Any filmmaker who does not love or feel deeply about the films of Andrei Tarkovsky cannot be taken seriously. You are more than welcome to have your doubts about Hitchcock or Kubrick or Godard, but no such doubt is even possible with this Russian master. He had a few flaws (such as his admiration of his father's second-rate poetry), but the raw power of his cinematic imagination was incomparable. He only made seven films in his short life (he died of cancer at 54), the best of which is The Mirror—and because it is his best film, it is the best film ever made.

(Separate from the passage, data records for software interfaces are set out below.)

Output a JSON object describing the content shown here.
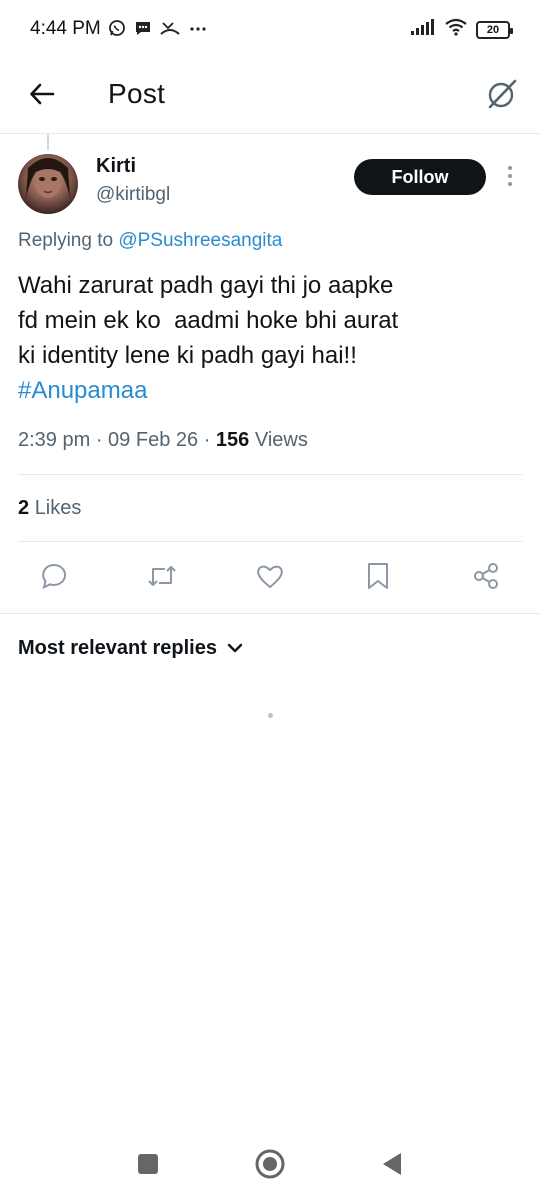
{
  "status_bar": {
    "time": "4:44 PM",
    "left_icons": [
      "whatsapp-icon",
      "message-icon",
      "missed-call-icon",
      "more-dots-icon"
    ],
    "battery": "20",
    "right_icons": [
      "signal-icon",
      "wifi-icon",
      "battery-icon"
    ]
  },
  "header": {
    "title": "Post",
    "back_icon": "arrow-left-icon",
    "grok_icon": "grok-icon"
  },
  "author": {
    "name": "Kirti",
    "handle": "@kirtibgl",
    "follow_label": "Follow"
  },
  "post": {
    "replying_prefix": "Replying to ",
    "replying_to": "@PSushreesangita",
    "text_lines": [
      "Wahi zarurat padh gayi thi jo aapke",
      "fd mein ek ko  aadmi hoke bhi aurat",
      "ki identity lene ki padh gayi hai!!"
    ],
    "hashtag": "#Anupamaa",
    "time": "2:39 pm",
    "date": "09 Feb 26",
    "views_count": "156",
    "views_label": "Views",
    "likes_count": "2",
    "likes_label": "Likes"
  },
  "actions": [
    "reply-icon",
    "repost-icon",
    "like-icon",
    "bookmark-icon",
    "share-icon"
  ],
  "replies": {
    "sort_label": "Most relevant replies"
  },
  "colors": {
    "accent": "#2a8bd1",
    "text": "#0f1419",
    "secondary": "#536471",
    "divider": "#e7e9ea",
    "follow_bg": "#0f1419",
    "icon_gray": "#8b98a5"
  },
  "navigation_bar": [
    "recent-apps-icon",
    "home-icon",
    "back-icon"
  ]
}
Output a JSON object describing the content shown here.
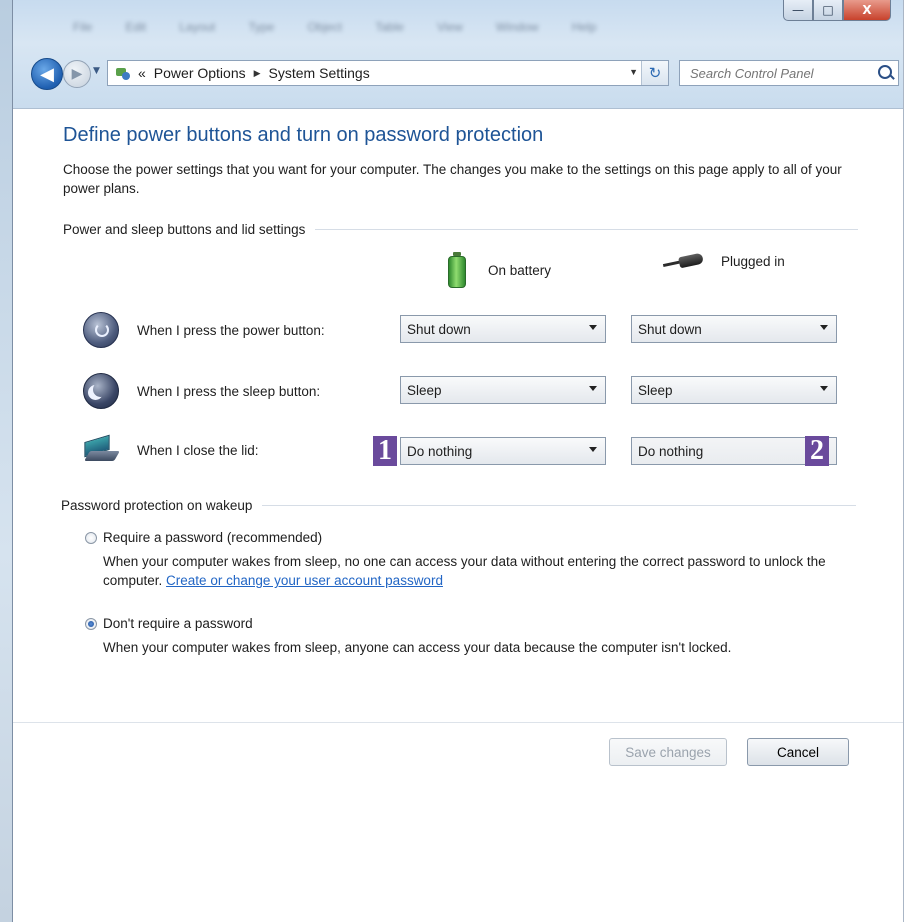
{
  "window": {
    "controls": {
      "minimize": "—",
      "maximize": "□",
      "close": "X"
    }
  },
  "menubar": [
    "File",
    "Edit",
    "Layout",
    "Type",
    "Object",
    "Table",
    "View",
    "Window",
    "Help"
  ],
  "nav": {
    "back_glyph": "◀",
    "forward_glyph": "▶",
    "breadcrumb": [
      "Power Options",
      "System Settings"
    ],
    "crumb_prefix": "«",
    "crumb_separator": "▶",
    "dropdown_glyph": "▼",
    "refresh_glyph": "↻",
    "search_placeholder": "Search Control Panel"
  },
  "page": {
    "title": "Define power buttons and turn on password protection",
    "intro": "Choose the power settings that you want for your computer. The changes you make to the settings on this page apply to all of your power plans."
  },
  "buttons_section": {
    "heading": "Power and sleep buttons and lid settings",
    "col_battery": "On battery",
    "col_plugged": "Plugged in",
    "rows": [
      {
        "label": "When I press the power button:",
        "battery": "Shut down",
        "plugged": "Shut down"
      },
      {
        "label": "When I press the sleep button:",
        "battery": "Sleep",
        "plugged": "Sleep"
      },
      {
        "label": "When I close the lid:",
        "battery": "Do nothing",
        "plugged": "Do nothing"
      }
    ],
    "markers": [
      "1",
      "2"
    ]
  },
  "password_section": {
    "heading": "Password protection on wakeup",
    "option_require": {
      "label": "Require a password (recommended)",
      "desc": "When your computer wakes from sleep, no one can access your data without entering the correct password to unlock the computer.",
      "link": "Create or change your user account password",
      "checked": false
    },
    "option_none": {
      "label": "Don't require a password",
      "desc": "When your computer wakes from sleep, anyone can access your data because the computer isn't locked.",
      "checked": true
    }
  },
  "footer": {
    "save_label": "Save changes",
    "cancel_label": "Cancel"
  },
  "colors": {
    "title_blue": "#1e5496",
    "link_blue": "#2266c5",
    "marker_purple": "#6a4a9c"
  }
}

The documentary Meeting Andrei Tarkovsky reminds me of something that happens to any serious reader of Jorge Luis Borges's short stories: He/she becomes enchanted by them. And those who are experienced know of only two ways of dealing with this incredible and restless spell: one, to work hard to break it and regain some sense of self; two, to find its source, its core, its meaning, and with that finding finally come to a rest.
Tarkovsky casts a similar spell on the lovers of cinema, and, as with Borges, there are only two ways of dealing with it—break it or search for its source. The director of this documentary, Dmitry Trakovsky, is clearly in the latter group.

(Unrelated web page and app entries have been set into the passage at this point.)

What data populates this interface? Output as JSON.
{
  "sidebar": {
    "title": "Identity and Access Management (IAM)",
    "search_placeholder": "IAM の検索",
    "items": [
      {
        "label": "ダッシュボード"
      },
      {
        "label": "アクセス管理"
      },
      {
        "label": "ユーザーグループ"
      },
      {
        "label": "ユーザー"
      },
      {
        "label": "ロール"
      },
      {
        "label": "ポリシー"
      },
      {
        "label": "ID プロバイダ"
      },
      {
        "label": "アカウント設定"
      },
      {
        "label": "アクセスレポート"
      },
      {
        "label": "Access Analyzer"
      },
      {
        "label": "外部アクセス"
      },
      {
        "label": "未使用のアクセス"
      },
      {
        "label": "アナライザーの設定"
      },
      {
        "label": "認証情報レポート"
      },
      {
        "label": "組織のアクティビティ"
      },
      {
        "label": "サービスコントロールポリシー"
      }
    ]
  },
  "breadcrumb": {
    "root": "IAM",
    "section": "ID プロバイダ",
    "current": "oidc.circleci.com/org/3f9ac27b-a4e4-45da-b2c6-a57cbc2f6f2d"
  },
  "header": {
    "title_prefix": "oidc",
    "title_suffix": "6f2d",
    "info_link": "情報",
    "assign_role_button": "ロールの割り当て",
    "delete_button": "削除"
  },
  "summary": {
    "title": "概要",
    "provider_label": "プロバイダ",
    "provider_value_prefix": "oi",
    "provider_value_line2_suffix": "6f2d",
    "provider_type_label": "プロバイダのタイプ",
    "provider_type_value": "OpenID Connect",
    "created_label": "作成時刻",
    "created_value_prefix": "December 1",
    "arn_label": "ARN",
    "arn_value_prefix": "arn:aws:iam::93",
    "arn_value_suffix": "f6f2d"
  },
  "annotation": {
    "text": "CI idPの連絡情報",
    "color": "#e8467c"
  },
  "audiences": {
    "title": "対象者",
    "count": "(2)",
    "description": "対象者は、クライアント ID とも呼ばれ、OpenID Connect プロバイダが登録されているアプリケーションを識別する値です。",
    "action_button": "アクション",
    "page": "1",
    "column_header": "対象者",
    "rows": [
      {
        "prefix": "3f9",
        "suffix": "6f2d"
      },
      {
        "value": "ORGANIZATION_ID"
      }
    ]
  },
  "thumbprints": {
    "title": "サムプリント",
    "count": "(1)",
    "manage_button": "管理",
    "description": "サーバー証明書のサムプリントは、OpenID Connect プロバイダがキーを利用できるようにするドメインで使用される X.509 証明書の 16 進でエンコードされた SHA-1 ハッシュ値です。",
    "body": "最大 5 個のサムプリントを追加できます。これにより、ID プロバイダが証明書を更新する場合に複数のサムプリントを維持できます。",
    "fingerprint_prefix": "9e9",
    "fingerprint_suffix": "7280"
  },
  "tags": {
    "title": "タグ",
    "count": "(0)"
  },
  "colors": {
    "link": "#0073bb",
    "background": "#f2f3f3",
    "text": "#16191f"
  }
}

The moody but altogether compelling documentary searches in California, Italy, Sweden, and Russia for the enigmatic core of Tarkovsky's genius. Trakovsky interviews actors, scholars, and relatives of the director, but none of these thoughtful and talented people has clear directions to that place where Trakovsky can finally find a home, a place of peace for the spell. Indeed, one could argue that the most important message in the whole documentary is that Tarkovsky was essentially homeless (he kept burning them in his films), and so there is no home for this powerful form of enchantment.